** Opening DATASET RECORDS block **
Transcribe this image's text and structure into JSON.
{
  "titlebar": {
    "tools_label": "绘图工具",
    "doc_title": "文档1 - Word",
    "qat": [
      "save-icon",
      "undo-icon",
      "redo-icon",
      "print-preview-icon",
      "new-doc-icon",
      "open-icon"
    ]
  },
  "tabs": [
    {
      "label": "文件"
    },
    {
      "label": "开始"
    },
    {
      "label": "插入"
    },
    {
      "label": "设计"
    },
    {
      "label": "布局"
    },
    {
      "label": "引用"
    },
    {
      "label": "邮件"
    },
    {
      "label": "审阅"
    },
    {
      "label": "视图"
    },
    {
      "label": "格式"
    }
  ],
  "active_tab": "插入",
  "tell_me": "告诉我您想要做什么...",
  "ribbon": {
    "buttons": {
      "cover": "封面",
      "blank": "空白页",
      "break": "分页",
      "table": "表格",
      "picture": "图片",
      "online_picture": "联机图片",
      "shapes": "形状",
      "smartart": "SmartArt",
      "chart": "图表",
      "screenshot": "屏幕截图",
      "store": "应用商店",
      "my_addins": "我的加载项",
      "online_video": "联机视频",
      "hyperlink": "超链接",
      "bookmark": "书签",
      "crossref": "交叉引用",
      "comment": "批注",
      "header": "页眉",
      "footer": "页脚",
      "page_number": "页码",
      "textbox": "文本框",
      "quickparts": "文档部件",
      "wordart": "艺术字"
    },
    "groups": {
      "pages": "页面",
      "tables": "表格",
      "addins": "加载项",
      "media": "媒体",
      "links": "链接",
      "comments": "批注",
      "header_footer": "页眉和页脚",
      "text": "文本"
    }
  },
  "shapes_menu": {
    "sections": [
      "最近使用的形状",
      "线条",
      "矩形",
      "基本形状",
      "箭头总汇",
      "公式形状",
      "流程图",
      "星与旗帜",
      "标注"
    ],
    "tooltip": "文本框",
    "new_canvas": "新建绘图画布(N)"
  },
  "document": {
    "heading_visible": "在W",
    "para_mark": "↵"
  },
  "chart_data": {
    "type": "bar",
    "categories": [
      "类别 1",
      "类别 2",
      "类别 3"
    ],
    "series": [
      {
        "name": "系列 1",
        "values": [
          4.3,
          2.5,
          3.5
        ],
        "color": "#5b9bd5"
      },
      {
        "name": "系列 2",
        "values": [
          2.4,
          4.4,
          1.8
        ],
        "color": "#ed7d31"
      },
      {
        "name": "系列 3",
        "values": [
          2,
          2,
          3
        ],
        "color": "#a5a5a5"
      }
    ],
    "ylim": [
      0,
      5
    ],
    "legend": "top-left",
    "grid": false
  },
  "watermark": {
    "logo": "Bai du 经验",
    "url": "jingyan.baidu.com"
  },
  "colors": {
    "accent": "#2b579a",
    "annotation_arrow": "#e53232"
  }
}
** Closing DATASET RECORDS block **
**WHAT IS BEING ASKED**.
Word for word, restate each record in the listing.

**TASK RESPONSE**.
Transcribe this image's text and structure into JSON.
{
  "titlebar": {
    "tools_label": "绘图工具",
    "doc_title": "文档1 - Word",
    "qat": [
      "save-icon",
      "undo-icon",
      "redo-icon",
      "print-preview-icon",
      "new-doc-icon",
      "open-icon"
    ]
  },
  "tabs": [
    {
      "label": "文件"
    },
    {
      "label": "开始"
    },
    {
      "label": "插入"
    },
    {
      "label": "设计"
    },
    {
      "label": "布局"
    },
    {
      "label": "引用"
    },
    {
      "label": "邮件"
    },
    {
      "label": "审阅"
    },
    {
      "label": "视图"
    },
    {
      "label": "格式"
    }
  ],
  "active_tab": "插入",
  "tell_me": "告诉我您想要做什么...",
  "ribbon": {
    "buttons": {
      "cover": "封面",
      "blank": "空白页",
      "break": "分页",
      "table": "表格",
      "picture": "图片",
      "online_picture": "联机图片",
      "shapes": "形状",
      "smartart": "SmartArt",
      "chart": "图表",
      "screenshot": "屏幕截图",
      "store": "应用商店",
      "my_addins": "我的加载项",
      "online_video": "联机视频",
      "hyperlink": "超链接",
      "bookmark": "书签",
      "crossref": "交叉引用",
      "comment": "批注",
      "header": "页眉",
      "footer": "页脚",
      "page_number": "页码",
      "textbox": "文本框",
      "quickparts": "文档部件",
      "wordart": "艺术字"
    },
    "groups": {
      "pages": "页面",
      "tables": "表格",
      "addins": "加载项",
      "media": "媒体",
      "links": "链接",
      "comments": "批注",
      "header_footer": "页眉和页脚",
      "text": "文本"
    }
  },
  "shapes_menu": {
    "sections": [
      "最近使用的形状",
      "线条",
      "矩形",
      "基本形状",
      "箭头总汇",
      "公式形状",
      "流程图",
      "星与旗帜",
      "标注"
    ],
    "tooltip": "文本框",
    "new_canvas": "新建绘图画布(N)"
  },
  "document": {
    "heading_visible": "在W",
    "para_mark": "↵"
  },
  "chart_data": {
    "type": "bar",
    "categories": [
      "类别 1",
      "类别 2",
      "类别 3"
    ],
    "series": [
      {
        "name": "系列 1",
        "values": [
          4.3,
          2.5,
          3.5
        ],
        "color": "#5b9bd5"
      },
      {
        "name": "系列 2",
        "values": [
          2.4,
          4.4,
          1.8
        ],
        "color": "#ed7d31"
      },
      {
        "name": "系列 3",
        "values": [
          2,
          2,
          3
        ],
        "color": "#a5a5a5"
      }
    ],
    "ylim": [
      0,
      5
    ],
    "legend": "top-left",
    "grid": false
  },
  "watermark": {
    "logo": "Bai du 经验",
    "url": "jingyan.baidu.com"
  },
  "colors": {
    "accent": "#2b579a",
    "annotation_arrow": "#e53232"
  }
}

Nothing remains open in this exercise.